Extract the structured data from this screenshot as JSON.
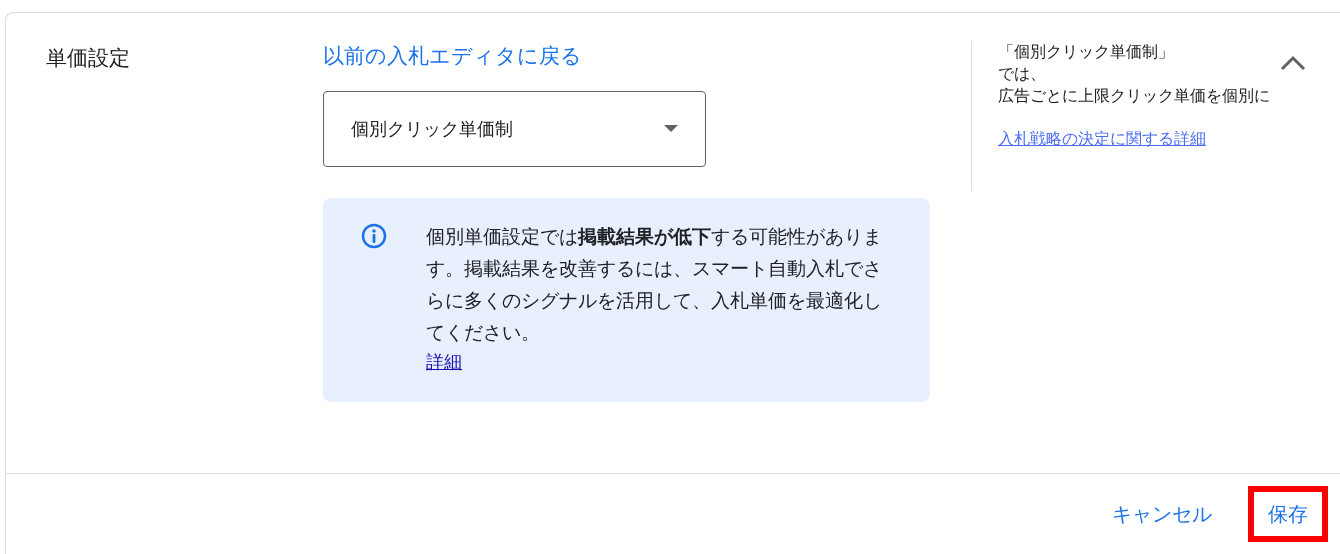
{
  "section": {
    "label": "単価設定",
    "back_link": "以前の入札エディタに戻る",
    "dropdown": {
      "value": "個別クリック単価制"
    },
    "notice": {
      "text": "個別単価設定では**掲載結果が低下**する可能性があります。掲載結果を改善するには、スマート自動入札でさらに多くのシグナルを活用して、入札単価を最適化してください。",
      "link": "詳細"
    },
    "help": {
      "lines": [
        "「個別クリック単価制」",
        "では、",
        "広告ごとに上限クリック単価を個別に"
      ],
      "link": "入札戦略の決定に関する詳細",
      "expanded": true
    }
  },
  "footer": {
    "buttons": [
      {
        "label": "キャンセル",
        "highlighted": false
      },
      {
        "label": "保存",
        "highlighted": true
      }
    ]
  }
}
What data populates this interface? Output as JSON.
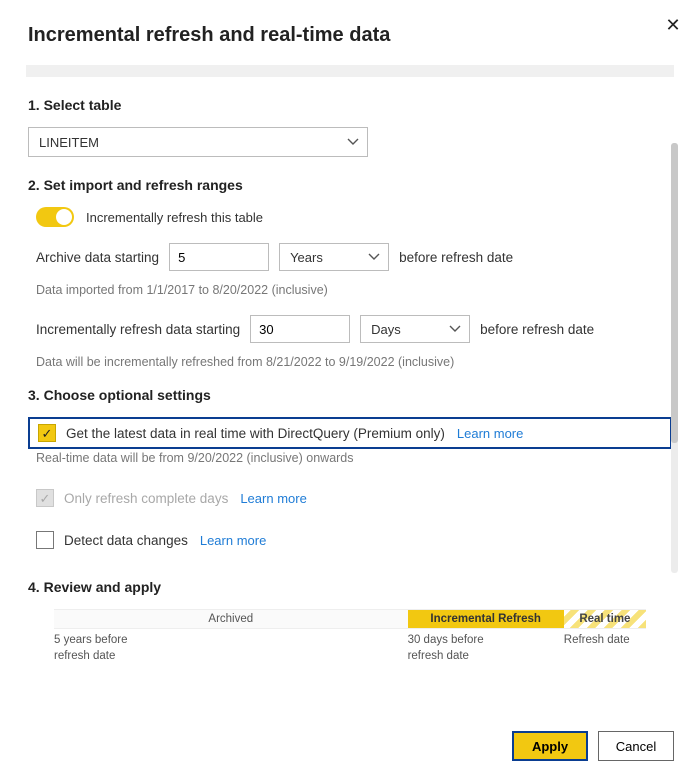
{
  "title": "Incremental refresh and real-time data",
  "close_aria": "Close",
  "sections": {
    "s1": {
      "num": "1.",
      "title": "Select table"
    },
    "s2": {
      "num": "2.",
      "title": "Set import and refresh ranges"
    },
    "s3": {
      "num": "3.",
      "title": "Choose optional settings"
    },
    "s4": {
      "num": "4.",
      "title": "Review and apply"
    }
  },
  "table_select": {
    "value": "LINEITEM"
  },
  "toggle": {
    "label": "Incrementally refresh this table",
    "on": true
  },
  "archive": {
    "prefix": "Archive data starting",
    "value": "5",
    "unit": "Years",
    "suffix": "before refresh date",
    "hint": "Data imported from 1/1/2017 to 8/20/2022 (inclusive)"
  },
  "incremental": {
    "prefix": "Incrementally refresh data starting",
    "value": "30",
    "unit": "Days",
    "suffix": "before refresh date",
    "hint": "Data will be incrementally refreshed from 8/21/2022 to 9/19/2022 (inclusive)"
  },
  "options": {
    "realtime": {
      "label": "Get the latest data in real time with DirectQuery (Premium only)",
      "learn": "Learn more",
      "checked": true
    },
    "realtime_hint": "Real-time data will be from 9/20/2022 (inclusive) onwards",
    "complete_days": {
      "label": "Only refresh complete days",
      "learn": "Learn more",
      "checked": true,
      "disabled": true
    },
    "detect": {
      "label": "Detect data changes",
      "learn": "Learn more",
      "checked": false
    }
  },
  "timeline": {
    "archived": "Archived",
    "incremental": "Incremental Refresh",
    "realtime": "Real time",
    "label_archived": "5 years before\nrefresh date",
    "label_incremental": "30 days before\nrefresh date",
    "label_refresh": "Refresh date"
  },
  "actions": {
    "apply": "Apply",
    "cancel": "Cancel"
  },
  "colors": {
    "accent": "#f2c811",
    "focus": "#0a3d91",
    "link": "#1f7cd6"
  }
}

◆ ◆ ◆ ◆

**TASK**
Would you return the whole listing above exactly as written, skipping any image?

**EXERCISE SOLUTION**
Extract the structured data from this screenshot as JSON.
{
  "section": {
    "label": "単価設定",
    "back_link": "以前の入札エディタに戻る",
    "dropdown": {
      "value": "個別クリック単価制"
    },
    "notice": {
      "text": "個別単価設定では**掲載結果が低下**する可能性があります。掲載結果を改善するには、スマート自動入札でさらに多くのシグナルを活用して、入札単価を最適化してください。",
      "link": "詳細"
    },
    "help": {
      "lines": [
        "「個別クリック単価制」",
        "では、",
        "広告ごとに上限クリック単価を個別に"
      ],
      "link": "入札戦略の決定に関する詳細",
      "expanded": true
    }
  },
  "footer": {
    "buttons": [
      {
        "label": "キャンセル",
        "highlighted": false
      },
      {
        "label": "保存",
        "highlighted": true
      }
    ]
  }
}
What data populates this interface? Output as JSON.
{
  "title": "Incremental refresh and real-time data",
  "close_aria": "Close",
  "sections": {
    "s1": {
      "num": "1.",
      "title": "Select table"
    },
    "s2": {
      "num": "2.",
      "title": "Set import and refresh ranges"
    },
    "s3": {
      "num": "3.",
      "title": "Choose optional settings"
    },
    "s4": {
      "num": "4.",
      "title": "Review and apply"
    }
  },
  "table_select": {
    "value": "LINEITEM"
  },
  "toggle": {
    "label": "Incrementally refresh this table",
    "on": true
  },
  "archive": {
    "prefix": "Archive data starting",
    "value": "5",
    "unit": "Years",
    "suffix": "before refresh date",
    "hint": "Data imported from 1/1/2017 to 8/20/2022 (inclusive)"
  },
  "incremental": {
    "prefix": "Incrementally refresh data starting",
    "value": "30",
    "unit": "Days",
    "suffix": "before refresh date",
    "hint": "Data will be incrementally refreshed from 8/21/2022 to 9/19/2022 (inclusive)"
  },
  "options": {
    "realtime": {
      "label": "Get the latest data in real time with DirectQuery (Premium only)",
      "learn": "Learn more",
      "checked": true
    },
    "realtime_hint": "Real-time data will be from 9/20/2022 (inclusive) onwards",
    "complete_days": {
      "label": "Only refresh complete days",
      "learn": "Learn more",
      "checked": true,
      "disabled": true
    },
    "detect": {
      "label": "Detect data changes",
      "learn": "Learn more",
      "checked": false
    }
  },
  "timeline": {
    "archived": "Archived",
    "incremental": "Incremental Refresh",
    "realtime": "Real time",
    "label_archived": "5 years before\nrefresh date",
    "label_incremental": "30 days before\nrefresh date",
    "label_refresh": "Refresh date"
  },
  "actions": {
    "apply": "Apply",
    "cancel": "Cancel"
  },
  "colors": {
    "accent": "#f2c811",
    "focus": "#0a3d91",
    "link": "#1f7cd6"
  }
}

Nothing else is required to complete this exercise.